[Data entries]
****

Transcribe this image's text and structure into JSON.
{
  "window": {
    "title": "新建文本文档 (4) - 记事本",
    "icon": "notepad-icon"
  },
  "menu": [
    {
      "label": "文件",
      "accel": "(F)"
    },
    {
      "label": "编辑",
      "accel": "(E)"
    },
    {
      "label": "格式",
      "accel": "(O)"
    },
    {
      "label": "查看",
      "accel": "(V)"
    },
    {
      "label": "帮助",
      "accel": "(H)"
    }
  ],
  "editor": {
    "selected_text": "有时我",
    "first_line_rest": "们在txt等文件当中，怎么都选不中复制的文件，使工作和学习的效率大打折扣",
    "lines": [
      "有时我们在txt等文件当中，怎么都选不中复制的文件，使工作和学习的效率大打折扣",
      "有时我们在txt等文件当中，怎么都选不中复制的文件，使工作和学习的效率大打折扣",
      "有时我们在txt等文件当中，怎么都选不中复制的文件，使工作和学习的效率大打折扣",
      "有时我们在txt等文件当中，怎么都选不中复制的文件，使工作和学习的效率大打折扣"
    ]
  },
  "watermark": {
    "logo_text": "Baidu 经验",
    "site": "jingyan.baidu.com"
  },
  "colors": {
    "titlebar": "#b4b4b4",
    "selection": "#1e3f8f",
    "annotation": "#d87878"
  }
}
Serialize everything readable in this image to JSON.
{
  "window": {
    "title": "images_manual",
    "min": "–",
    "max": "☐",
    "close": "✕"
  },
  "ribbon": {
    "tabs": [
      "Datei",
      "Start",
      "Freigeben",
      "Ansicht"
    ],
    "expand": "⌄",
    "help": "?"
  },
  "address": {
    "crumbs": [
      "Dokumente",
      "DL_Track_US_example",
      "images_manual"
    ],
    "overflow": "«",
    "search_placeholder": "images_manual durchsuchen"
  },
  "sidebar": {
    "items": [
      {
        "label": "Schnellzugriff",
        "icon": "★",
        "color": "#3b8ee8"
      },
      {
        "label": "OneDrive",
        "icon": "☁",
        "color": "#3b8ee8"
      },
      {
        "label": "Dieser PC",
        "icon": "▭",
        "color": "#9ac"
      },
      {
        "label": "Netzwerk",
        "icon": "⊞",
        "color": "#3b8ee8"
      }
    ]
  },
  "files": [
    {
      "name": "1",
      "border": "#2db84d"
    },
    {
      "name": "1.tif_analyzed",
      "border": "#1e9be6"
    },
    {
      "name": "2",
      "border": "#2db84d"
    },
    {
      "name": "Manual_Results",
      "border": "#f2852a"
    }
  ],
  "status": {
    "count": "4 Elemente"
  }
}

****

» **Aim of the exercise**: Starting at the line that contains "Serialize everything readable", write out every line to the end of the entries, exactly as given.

» **Task answer**:
Serialize everything readable in this image to JSON.
{
  "window": {
    "title": "images_manual",
    "min": "–",
    "max": "☐",
    "close": "✕"
  },
  "ribbon": {
    "tabs": [
      "Datei",
      "Start",
      "Freigeben",
      "Ansicht"
    ],
    "expand": "⌄",
    "help": "?"
  },
  "address": {
    "crumbs": [
      "Dokumente",
      "DL_Track_US_example",
      "images_manual"
    ],
    "overflow": "«",
    "search_placeholder": "images_manual durchsuchen"
  },
  "sidebar": {
    "items": [
      {
        "label": "Schnellzugriff",
        "icon": "★",
        "color": "#3b8ee8"
      },
      {
        "label": "OneDrive",
        "icon": "☁",
        "color": "#3b8ee8"
      },
      {
        "label": "Dieser PC",
        "icon": "▭",
        "color": "#9ac"
      },
      {
        "label": "Netzwerk",
        "icon": "⊞",
        "color": "#3b8ee8"
      }
    ]
  },
  "files": [
    {
      "name": "1",
      "border": "#2db84d"
    },
    {
      "name": "1.tif_analyzed",
      "border": "#1e9be6"
    },
    {
      "name": "2",
      "border": "#2db84d"
    },
    {
      "name": "Manual_Results",
      "border": "#f2852a"
    }
  ],
  "status": {
    "count": "4 Elemente"
  }
}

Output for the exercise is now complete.